  • What is the situation regarding visitors and friends staying over?
  • Are there any restrictions regarding noise levels?

Effect of rental income on social welfare payments

If you are getting a means-tested social assistance payment from the Department of Social Protection, any rental income you get will be assessed as means and may affect your payment. However, rental income will not be assessed as means if you are getting a State Pension (Non-Contributory) or Widow's/Widower's or Surviving Civil Partner’s (Non-Contributory) Pension and you would be living alone unless you rented out a room in your home.

Rules

To get rent a room relief:

  • The total (gross) rent you get from your tenant (or tenants), which includes sums the tenant pays for food, utilities, laundry or similar goods and services, cannot exceed €10,000. If you get rental income over and above this amount, you are not entitled to the relief
  • Your home must be in Ireland and must be occupied by you during the year of assessment as your principal private residence.

You cannot deduct expenses from your rental income to qualify for rent a room relief. If you qualify for rent a room relief, the income you get from renting a room in your home is not liable to PRSI, the Universal Social Charge or income tax. However, it must be included on your annual income tax return.

Rent a Room Relief will not affect your mortgage interest relief or your exemption from Capital Gains Tax (CGT). (CGT is a tax on the capital gain (profit) made on the disposal of an asset, for example, when you sell a house).

Exclusions from rent a room relief

You will not qualify for tax relief on the rental income if:

  • Your gross income from rent is over €10,000. In this case, your rental income minus allowable expenses will be treated by Revenue as part of your total income for tax purposes and should be included in your tax return.
  • You are renting the room in your home to your son or daughter.
  • You are an employee or office-holder in a company, and the company pays you to allow clients to use the room in your home on an occasional basis.

Rates

Rental income from renting a room in your home is exempt from tax, up to a maximum limit of €10,000.

How to apply

Complete a Tax Return Form 12 (pdf) at the end of the tax year indicating that you have received rental income for rent a room relief. Form 12 is available from your local tax office.

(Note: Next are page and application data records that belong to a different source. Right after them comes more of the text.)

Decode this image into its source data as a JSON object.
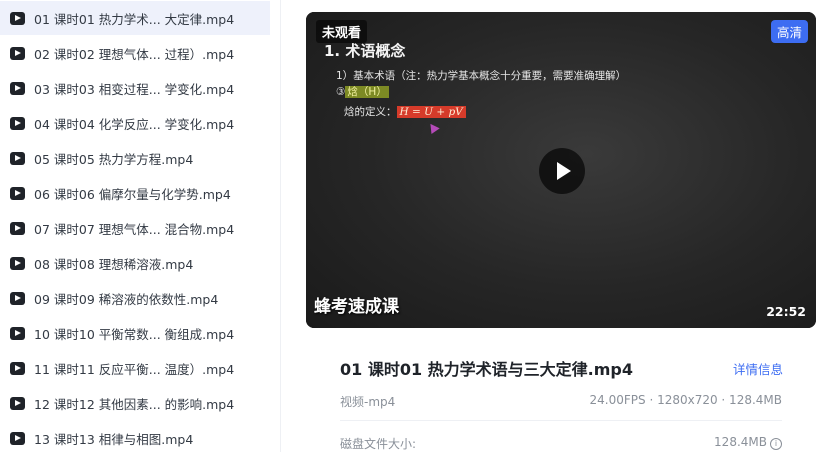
{
  "playlist": [
    {
      "label": "01 课时01 热力学术... 大定律.mp4",
      "active": true
    },
    {
      "label": "02 课时02 理想气体... 过程）.mp4"
    },
    {
      "label": "03 课时03 相变过程... 学变化.mp4"
    },
    {
      "label": "04 课时04 化学反应... 学变化.mp4"
    },
    {
      "label": "05 课时05 热力学方程.mp4"
    },
    {
      "label": "06 课时06 偏摩尔量与化学势.mp4"
    },
    {
      "label": "07 课时07 理想气体... 混合物.mp4"
    },
    {
      "label": "08 课时08 理想稀溶液.mp4"
    },
    {
      "label": "09 课时09 稀溶液的依数性.mp4"
    },
    {
      "label": "10 课时10 平衡常数... 衡组成.mp4"
    },
    {
      "label": "11 课时11 反应平衡... 温度）.mp4"
    },
    {
      "label": "12 课时12 其他因素... 的影响.mp4"
    },
    {
      "label": "13 课时13 相律与相图.mp4"
    }
  ],
  "player": {
    "unwatched_badge": "未观看",
    "quality_badge": "高清",
    "duration": "22:52",
    "watermark": "蜂考速成课",
    "slide": {
      "heading": "1. 术语概念",
      "line1": "1）基本术语（注：热力学基本概念十分重要，需要准确理解）",
      "line2_prefix": "③",
      "line2_highlight": "焓（H）",
      "line3_label": "焓的定义：",
      "line3_formula": "H = U + pV"
    }
  },
  "details": {
    "title": "01 课时01 热力学术语与三大定律.mp4",
    "detail_link": "详情信息",
    "file_type": "视频-mp4",
    "meta": "24.00FPS · 1280x720 · 128.4MB",
    "size_label": "磁盘文件大小:",
    "size_value": "128.4MB"
  },
  "colors": {
    "accent": "#3d6df2",
    "active_row": "#eef1fb"
  },
  "icons": {
    "playlist_item": "video-file-icon",
    "play": "play-icon",
    "info": "info-icon"
  }
}
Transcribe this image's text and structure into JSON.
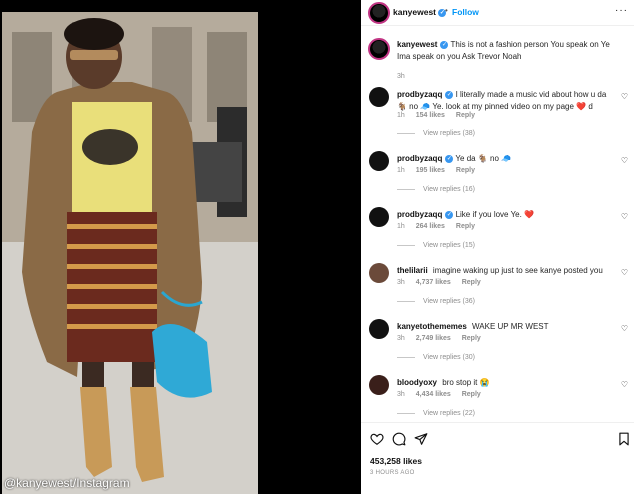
{
  "photo": {
    "watermark": "@kanyewest/Instagram"
  },
  "post": {
    "author": "kanyewest",
    "follow_label": "Follow",
    "more_label": "···",
    "caption": {
      "user": "kanyewest",
      "text": "This is not a fashion person You speak on Ye Ima speak on you Ask Trevor Noah",
      "time": "3h"
    },
    "comments": [
      {
        "user": "prodbyzaqq",
        "text": "I literally made a music vid about how u da 🐐 no 🧢 Ye. look at my pinned video on my page ❤️ d",
        "time": "1h",
        "likes": "154 likes",
        "reply": "Reply",
        "view_replies": "View replies (38)"
      },
      {
        "user": "prodbyzaqq",
        "text": "Ye da 🐐 no 🧢",
        "time": "1h",
        "likes": "195 likes",
        "reply": "Reply",
        "view_replies": "View replies (16)"
      },
      {
        "user": "prodbyzaqq",
        "text": "Like if you love Ye. ❤️",
        "time": "1h",
        "likes": "264 likes",
        "reply": "Reply",
        "view_replies": "View replies (15)"
      },
      {
        "user": "thelilarii",
        "text": "imagine waking up just to see kanye posted you",
        "time": "3h",
        "likes": "4,737 likes",
        "reply": "Reply",
        "view_replies": "View replies (36)"
      },
      {
        "user": "kanyetothememes",
        "text": "WAKE UP MR WEST",
        "time": "3h",
        "likes": "2,749 likes",
        "reply": "Reply",
        "view_replies": "View replies (30)"
      },
      {
        "user": "bloodyoxy",
        "text": "bro stop it 😭",
        "time": "3h",
        "likes": "4,434 likes",
        "reply": "Reply",
        "view_replies": "View replies (22)"
      }
    ],
    "likes_count": "453,258 likes",
    "posted_ago": "3 HOURS AGO"
  }
}
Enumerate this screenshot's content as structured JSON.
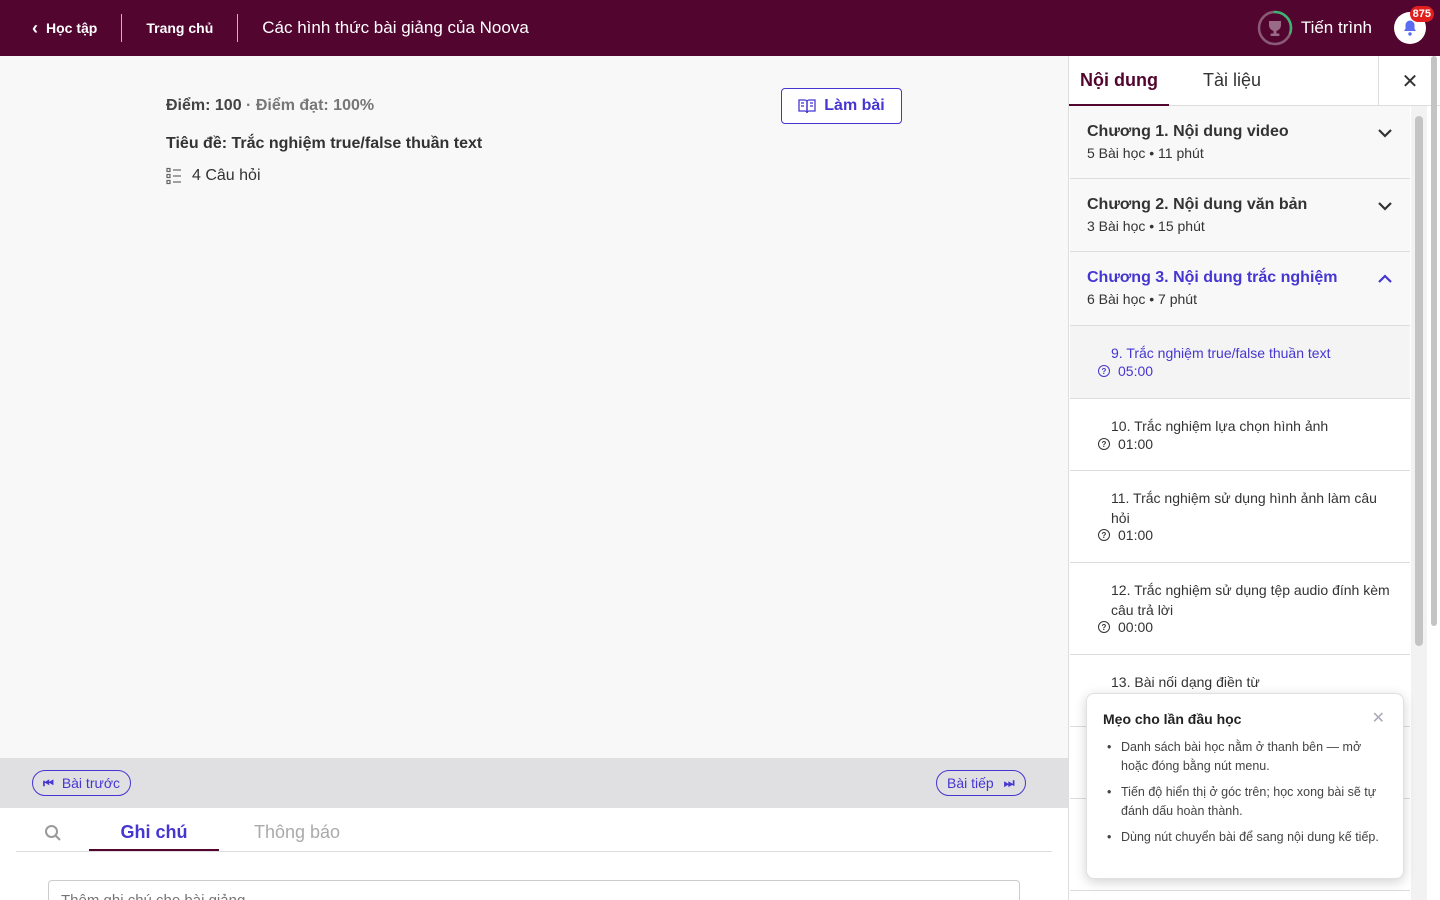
{
  "header": {
    "back_label": "Học tập",
    "home_label": "Trang chủ",
    "course_title": "Các hình thức bài giảng của Noova",
    "progress_label": "Tiến trình",
    "progress_fraction": 0.3,
    "notification_count": "875"
  },
  "quiz": {
    "score": "Điểm: 100",
    "pass_score": "· Điểm đạt: 100%",
    "title": "Tiêu đề: Trắc nghiệm true/false thuần text",
    "question_count": "4 Câu hỏi",
    "start_label": "Làm bài"
  },
  "nav": {
    "prev_label": "Bài trước",
    "next_label": "Bài tiếp"
  },
  "notes": {
    "tab_notes": "Ghi chú",
    "tab_announcements": "Thông báo",
    "placeholder": "Thêm ghi chú cho bài giảng"
  },
  "sidebar": {
    "tab_content": "Nội dung",
    "tab_materials": "Tài liệu",
    "chapters": [
      {
        "title": "Chương 1. Nội dung video",
        "meta": "5 Bài học • 11 phút"
      },
      {
        "title": "Chương 2. Nội dung văn bản",
        "meta": "3 Bài học • 15 phút"
      },
      {
        "title": "Chương 3. Nội dung trắc nghiệm",
        "meta": "6 Bài học • 7 phút"
      }
    ],
    "lessons": [
      {
        "title": "9. Trắc nghiệm true/false thuần text",
        "duration": "05:00"
      },
      {
        "title": "10. Trắc nghiệm lựa chọn hình ảnh",
        "duration": "01:00"
      },
      {
        "title": "11. Trắc nghiệm sử dụng hình ảnh làm câu hỏi",
        "duration": "01:00"
      },
      {
        "title": "12. Trắc nghiệm sử dụng tệp audio đính kèm câu trả lời",
        "duration": "00:00"
      },
      {
        "title": "13. Bài nối dạng điền từ"
      }
    ]
  },
  "tips": {
    "title": "Mẹo cho lần đầu học",
    "items": [
      "Danh sách bài học nằm ở thanh bên — mở hoặc đóng bằng nút menu.",
      "Tiến độ hiển thị ở góc trên; học xong bài sẽ tự đánh dấu hoàn thành.",
      "Dùng nút chuyển bài để sang nội dung kế tiếp."
    ]
  },
  "colors": {
    "header_bg": "#52052f",
    "accent": "#4636d1",
    "progress_ring": "#3cb371",
    "badge": "#e01e1e",
    "bell": "#5b6cf0"
  }
}
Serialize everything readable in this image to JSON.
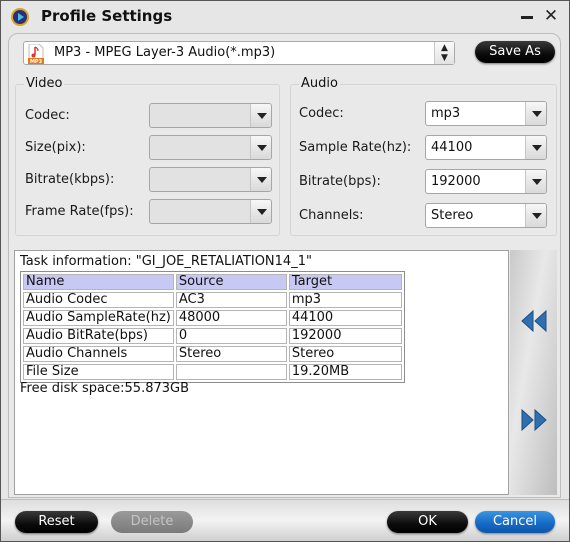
{
  "window": {
    "title": "Profile Settings",
    "minimize_label": "minimize",
    "close_label": "✕"
  },
  "profile": {
    "selected": "MP3 - MPEG Layer-3 Audio(*.mp3)",
    "icon_badge": "MP3",
    "save_as_label": "Save As"
  },
  "video": {
    "title": "Video",
    "fields": [
      {
        "label": "Codec:",
        "value": ""
      },
      {
        "label": "Size(pix):",
        "value": ""
      },
      {
        "label": "Bitrate(kbps):",
        "value": ""
      },
      {
        "label": "Frame Rate(fps):",
        "value": ""
      }
    ]
  },
  "audio": {
    "title": "Audio",
    "fields": [
      {
        "label": "Codec:",
        "value": "mp3"
      },
      {
        "label": "Sample Rate(hz):",
        "value": "44100"
      },
      {
        "label": "Bitrate(bps):",
        "value": "192000"
      },
      {
        "label": "Channels:",
        "value": "Stereo"
      }
    ]
  },
  "task": {
    "info_label": "Task information: \"GI_JOE_RETALIATION14_1\"",
    "columns": [
      "Name",
      "Source",
      "Target"
    ],
    "rows": [
      [
        "Audio Codec",
        "AC3",
        "mp3"
      ],
      [
        "Audio SampleRate(hz)",
        "48000",
        "44100"
      ],
      [
        "Audio BitRate(bps)",
        "0",
        "192000"
      ],
      [
        "Audio Channels",
        "Stereo",
        "Stereo"
      ],
      [
        "File Size",
        "",
        "19.20MB"
      ]
    ],
    "free_space": "Free disk space:55.873GB"
  },
  "buttons": {
    "reset": "Reset",
    "delete": "Delete",
    "ok": "OK",
    "cancel": "Cancel"
  },
  "colors": {
    "table_header_bg": "#c8c8f4",
    "cancel_blue": "#1468c4",
    "arrow_blue": "#2f6fb0"
  }
}
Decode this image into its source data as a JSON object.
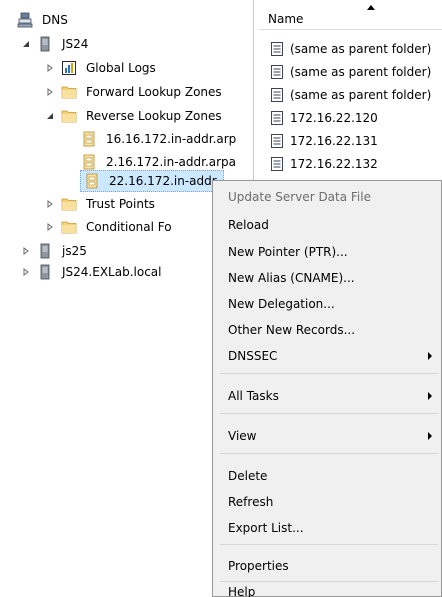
{
  "tree": {
    "root_label": "DNS",
    "server1_label": "JS24",
    "global_logs_label": "Global Logs",
    "forward_zones_label": "Forward Lookup Zones",
    "reverse_zones_label": "Reverse Lookup Zones",
    "zone1_label": "16.16.172.in-addr.arp",
    "zone2_label": "2.16.172.in-addr.arpa",
    "zone3_label": "22.16.172.in-addr.",
    "trust_points_label": "Trust Points",
    "conditional_label": "Conditional Fo",
    "server2_label": "js25",
    "server3_label": "JS24.EXLab.local"
  },
  "list": {
    "column_name": "Name",
    "rows": [
      "(same as parent folder)",
      "(same as parent folder)",
      "(same as parent folder)",
      "172.16.22.120",
      "172.16.22.131",
      "172.16.22.132"
    ]
  },
  "menu": {
    "update_server": "Update Server Data File",
    "reload": "Reload",
    "new_pointer": "New Pointer (PTR)...",
    "new_alias": "New Alias (CNAME)...",
    "new_delegation": "New Delegation...",
    "other_records": "Other New Records...",
    "dnssec": "DNSSEC",
    "all_tasks": "All Tasks",
    "view": "View",
    "delete": "Delete",
    "refresh": "Refresh",
    "export_list": "Export List...",
    "properties": "Properties",
    "help": "Help"
  }
}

Your completed annual tax return should be returned to your local tax office. Your local tax office can answer any queries you may have and will assist if you have any difficulties completing your annual Tax Return.

You can read more about rent a room relief in Revenue's leaflet A guide to rental income (IT 70).

For more information

Visit the Revenue contact locator webpage to find the Lo-call number for your region. You can find more detailed contact details for your region on Revenue's website.

Threshold

21 Stoneybatter
Dublin 7
Ireland

Tel:(01) 635 3651
Fax:(01) 677 2407
Homepage: http://www.threshold.ie
Email: advice@threshold.ie

Page updated: 23 April 2012

Language

Gaeilge

Related Documents

  • Landlords’ rights and obligations
    Landlords have certain rights and obligations, which derive from landlord and tenant law as well as from any tenancy agreement (written or spoken) between landlord and tenant.
  • Housing tax credits and reliefs
    It is possible to claim tax relief on certain housing expenses. Find out more.
  • Tenants’ rights and obligations
    The main rights and responsibilities of tenants in private rented accomodation derive from landlord and tenant law as well as from any written or oral tenancy agreement.

Contact Us

If you have a question relating to this topic you can contact the Citizens Information Phone Service on 0761 07 4000 (Monday to Friday, 9am to 8pm) or you can visit your local Citizens Information Centre.